What to produce:
When a line of the entries contains the word "Step", report that line.

(Page and application data records)
────────────────────────────────────────

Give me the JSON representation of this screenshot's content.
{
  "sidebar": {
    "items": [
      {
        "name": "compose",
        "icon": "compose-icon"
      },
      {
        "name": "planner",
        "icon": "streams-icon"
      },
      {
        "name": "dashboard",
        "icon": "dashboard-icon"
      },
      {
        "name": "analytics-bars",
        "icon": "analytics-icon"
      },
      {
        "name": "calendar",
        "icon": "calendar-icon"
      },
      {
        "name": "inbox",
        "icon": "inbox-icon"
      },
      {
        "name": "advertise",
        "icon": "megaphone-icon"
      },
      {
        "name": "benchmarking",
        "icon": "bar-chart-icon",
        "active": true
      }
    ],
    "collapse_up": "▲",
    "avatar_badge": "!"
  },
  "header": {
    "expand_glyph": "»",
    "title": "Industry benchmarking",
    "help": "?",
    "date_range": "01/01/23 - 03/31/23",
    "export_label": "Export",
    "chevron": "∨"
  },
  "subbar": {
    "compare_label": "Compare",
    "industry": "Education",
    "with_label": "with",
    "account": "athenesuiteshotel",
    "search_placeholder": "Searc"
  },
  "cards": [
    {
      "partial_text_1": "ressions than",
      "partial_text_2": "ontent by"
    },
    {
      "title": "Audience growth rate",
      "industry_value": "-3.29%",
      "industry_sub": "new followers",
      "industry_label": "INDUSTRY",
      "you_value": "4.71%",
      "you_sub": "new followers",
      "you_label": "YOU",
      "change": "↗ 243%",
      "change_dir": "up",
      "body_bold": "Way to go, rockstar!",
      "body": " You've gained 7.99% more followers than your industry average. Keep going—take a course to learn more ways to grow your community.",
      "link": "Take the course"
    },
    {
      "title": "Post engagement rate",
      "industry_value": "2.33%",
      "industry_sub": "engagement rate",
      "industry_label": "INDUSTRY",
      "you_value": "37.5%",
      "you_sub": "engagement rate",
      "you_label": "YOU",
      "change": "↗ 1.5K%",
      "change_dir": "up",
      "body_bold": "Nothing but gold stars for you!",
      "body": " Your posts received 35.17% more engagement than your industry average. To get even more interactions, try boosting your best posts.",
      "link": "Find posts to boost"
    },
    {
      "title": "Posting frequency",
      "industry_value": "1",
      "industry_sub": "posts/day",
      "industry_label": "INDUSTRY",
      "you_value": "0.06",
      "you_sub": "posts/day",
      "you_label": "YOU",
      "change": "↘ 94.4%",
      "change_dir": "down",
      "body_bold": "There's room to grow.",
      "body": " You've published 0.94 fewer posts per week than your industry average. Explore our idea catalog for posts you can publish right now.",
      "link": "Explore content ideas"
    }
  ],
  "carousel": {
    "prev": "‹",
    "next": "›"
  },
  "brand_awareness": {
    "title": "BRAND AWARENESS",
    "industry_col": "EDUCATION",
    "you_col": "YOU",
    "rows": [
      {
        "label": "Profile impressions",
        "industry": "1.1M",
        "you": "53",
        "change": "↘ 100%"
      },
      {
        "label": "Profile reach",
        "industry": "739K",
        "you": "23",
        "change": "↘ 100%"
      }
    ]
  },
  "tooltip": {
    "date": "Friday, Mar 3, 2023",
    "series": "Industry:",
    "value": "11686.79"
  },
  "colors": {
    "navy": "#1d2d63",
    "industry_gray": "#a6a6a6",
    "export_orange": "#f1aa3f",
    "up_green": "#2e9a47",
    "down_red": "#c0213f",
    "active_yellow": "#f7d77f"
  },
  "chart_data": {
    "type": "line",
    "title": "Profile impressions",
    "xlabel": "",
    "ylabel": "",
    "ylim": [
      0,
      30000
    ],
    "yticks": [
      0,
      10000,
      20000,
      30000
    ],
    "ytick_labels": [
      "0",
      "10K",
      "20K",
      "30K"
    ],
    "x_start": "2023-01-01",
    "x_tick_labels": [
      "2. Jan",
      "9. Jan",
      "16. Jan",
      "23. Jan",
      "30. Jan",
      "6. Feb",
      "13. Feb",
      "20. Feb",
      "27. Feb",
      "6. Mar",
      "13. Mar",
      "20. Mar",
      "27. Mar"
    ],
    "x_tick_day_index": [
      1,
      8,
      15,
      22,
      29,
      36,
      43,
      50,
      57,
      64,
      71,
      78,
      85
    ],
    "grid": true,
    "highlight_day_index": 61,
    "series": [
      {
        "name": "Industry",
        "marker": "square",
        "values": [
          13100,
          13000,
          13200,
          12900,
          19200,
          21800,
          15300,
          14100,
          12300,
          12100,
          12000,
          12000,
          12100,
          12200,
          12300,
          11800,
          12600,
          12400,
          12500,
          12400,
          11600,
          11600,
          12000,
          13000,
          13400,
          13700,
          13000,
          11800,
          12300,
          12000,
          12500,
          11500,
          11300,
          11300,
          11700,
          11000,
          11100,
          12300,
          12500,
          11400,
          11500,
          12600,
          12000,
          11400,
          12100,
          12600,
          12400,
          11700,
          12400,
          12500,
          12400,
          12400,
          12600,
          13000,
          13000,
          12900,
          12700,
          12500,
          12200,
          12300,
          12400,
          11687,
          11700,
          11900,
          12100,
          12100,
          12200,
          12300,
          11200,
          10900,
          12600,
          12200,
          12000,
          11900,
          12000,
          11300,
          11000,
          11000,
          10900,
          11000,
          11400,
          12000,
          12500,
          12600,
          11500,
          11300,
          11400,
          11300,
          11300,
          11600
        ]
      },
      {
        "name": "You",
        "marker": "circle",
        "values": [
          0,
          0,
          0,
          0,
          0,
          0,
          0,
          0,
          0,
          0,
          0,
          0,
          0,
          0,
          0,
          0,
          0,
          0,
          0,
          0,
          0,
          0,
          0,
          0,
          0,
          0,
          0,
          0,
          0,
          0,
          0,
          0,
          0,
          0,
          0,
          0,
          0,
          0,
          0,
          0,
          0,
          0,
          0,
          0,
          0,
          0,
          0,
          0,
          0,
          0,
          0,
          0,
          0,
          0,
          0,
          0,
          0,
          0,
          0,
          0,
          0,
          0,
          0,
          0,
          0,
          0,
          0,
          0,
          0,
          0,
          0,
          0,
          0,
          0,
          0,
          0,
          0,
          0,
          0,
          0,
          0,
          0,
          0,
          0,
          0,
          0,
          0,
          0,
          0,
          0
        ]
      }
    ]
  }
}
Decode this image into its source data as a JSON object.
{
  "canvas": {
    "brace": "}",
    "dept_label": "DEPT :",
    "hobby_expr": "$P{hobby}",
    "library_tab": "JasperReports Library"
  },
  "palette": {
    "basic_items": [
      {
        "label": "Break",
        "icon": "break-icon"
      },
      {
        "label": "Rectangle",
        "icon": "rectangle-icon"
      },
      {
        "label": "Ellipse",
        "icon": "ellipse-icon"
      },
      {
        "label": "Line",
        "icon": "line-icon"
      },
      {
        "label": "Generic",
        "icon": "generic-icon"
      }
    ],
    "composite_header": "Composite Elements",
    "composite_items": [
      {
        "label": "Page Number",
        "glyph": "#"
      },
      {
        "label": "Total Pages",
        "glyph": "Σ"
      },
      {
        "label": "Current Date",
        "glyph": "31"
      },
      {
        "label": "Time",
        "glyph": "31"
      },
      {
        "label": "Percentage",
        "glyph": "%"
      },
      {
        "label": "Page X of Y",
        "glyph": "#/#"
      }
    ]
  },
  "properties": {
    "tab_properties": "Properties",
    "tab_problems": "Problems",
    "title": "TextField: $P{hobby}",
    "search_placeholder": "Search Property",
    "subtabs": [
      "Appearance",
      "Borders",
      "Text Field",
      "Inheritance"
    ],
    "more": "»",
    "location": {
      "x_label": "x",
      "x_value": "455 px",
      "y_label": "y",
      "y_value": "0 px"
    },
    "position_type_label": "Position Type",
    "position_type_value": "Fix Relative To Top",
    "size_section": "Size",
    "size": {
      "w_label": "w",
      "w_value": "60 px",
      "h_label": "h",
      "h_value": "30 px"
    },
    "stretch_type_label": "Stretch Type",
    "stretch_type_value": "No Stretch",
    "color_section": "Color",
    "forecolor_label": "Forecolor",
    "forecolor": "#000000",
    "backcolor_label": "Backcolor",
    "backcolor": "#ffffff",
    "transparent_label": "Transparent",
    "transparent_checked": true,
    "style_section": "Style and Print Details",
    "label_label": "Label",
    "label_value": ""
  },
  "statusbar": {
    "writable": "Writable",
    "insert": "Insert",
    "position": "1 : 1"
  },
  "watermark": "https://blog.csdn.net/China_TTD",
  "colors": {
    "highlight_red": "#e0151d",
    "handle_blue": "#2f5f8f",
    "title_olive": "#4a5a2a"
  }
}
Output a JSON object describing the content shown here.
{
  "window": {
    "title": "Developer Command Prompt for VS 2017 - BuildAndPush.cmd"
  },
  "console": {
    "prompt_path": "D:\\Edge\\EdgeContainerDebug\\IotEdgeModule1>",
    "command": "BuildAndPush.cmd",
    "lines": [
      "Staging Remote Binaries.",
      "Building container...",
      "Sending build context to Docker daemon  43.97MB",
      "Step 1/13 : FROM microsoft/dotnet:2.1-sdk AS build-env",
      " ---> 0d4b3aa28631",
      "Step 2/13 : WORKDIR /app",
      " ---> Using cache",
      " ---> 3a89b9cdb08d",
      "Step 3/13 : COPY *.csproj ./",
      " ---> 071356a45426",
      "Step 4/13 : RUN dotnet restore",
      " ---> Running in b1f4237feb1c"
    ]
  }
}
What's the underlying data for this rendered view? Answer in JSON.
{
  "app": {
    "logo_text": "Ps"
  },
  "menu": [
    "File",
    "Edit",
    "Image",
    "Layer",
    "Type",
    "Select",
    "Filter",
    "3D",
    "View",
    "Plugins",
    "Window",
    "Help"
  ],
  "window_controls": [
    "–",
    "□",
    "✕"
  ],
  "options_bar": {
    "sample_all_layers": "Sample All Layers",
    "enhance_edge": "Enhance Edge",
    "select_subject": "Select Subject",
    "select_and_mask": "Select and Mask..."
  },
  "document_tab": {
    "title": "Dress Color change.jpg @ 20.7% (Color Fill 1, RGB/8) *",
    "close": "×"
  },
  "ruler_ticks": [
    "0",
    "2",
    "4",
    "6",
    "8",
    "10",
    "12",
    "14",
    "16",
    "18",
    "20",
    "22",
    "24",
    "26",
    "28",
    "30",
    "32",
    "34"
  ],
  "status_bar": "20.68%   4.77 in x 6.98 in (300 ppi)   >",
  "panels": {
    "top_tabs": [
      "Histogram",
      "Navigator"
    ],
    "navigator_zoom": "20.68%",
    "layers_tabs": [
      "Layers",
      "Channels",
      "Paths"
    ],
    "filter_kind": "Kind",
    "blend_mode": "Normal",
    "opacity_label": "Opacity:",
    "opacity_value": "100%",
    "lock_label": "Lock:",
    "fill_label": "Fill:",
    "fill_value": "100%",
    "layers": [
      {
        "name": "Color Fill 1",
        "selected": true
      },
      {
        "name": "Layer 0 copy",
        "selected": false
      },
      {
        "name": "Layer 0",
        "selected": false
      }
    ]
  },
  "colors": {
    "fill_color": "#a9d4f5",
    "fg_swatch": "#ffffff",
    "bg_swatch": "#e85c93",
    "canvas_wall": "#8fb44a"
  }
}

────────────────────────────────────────

Your response:
      "Step 1/13 : FROM microsoft/dotnet:2.1-sdk AS build-env",
      "Step 2/13 : WORKDIR /app",
      "Step 3/13 : COPY *.csproj ./",
      "Step 4/13 : RUN dotnet restore",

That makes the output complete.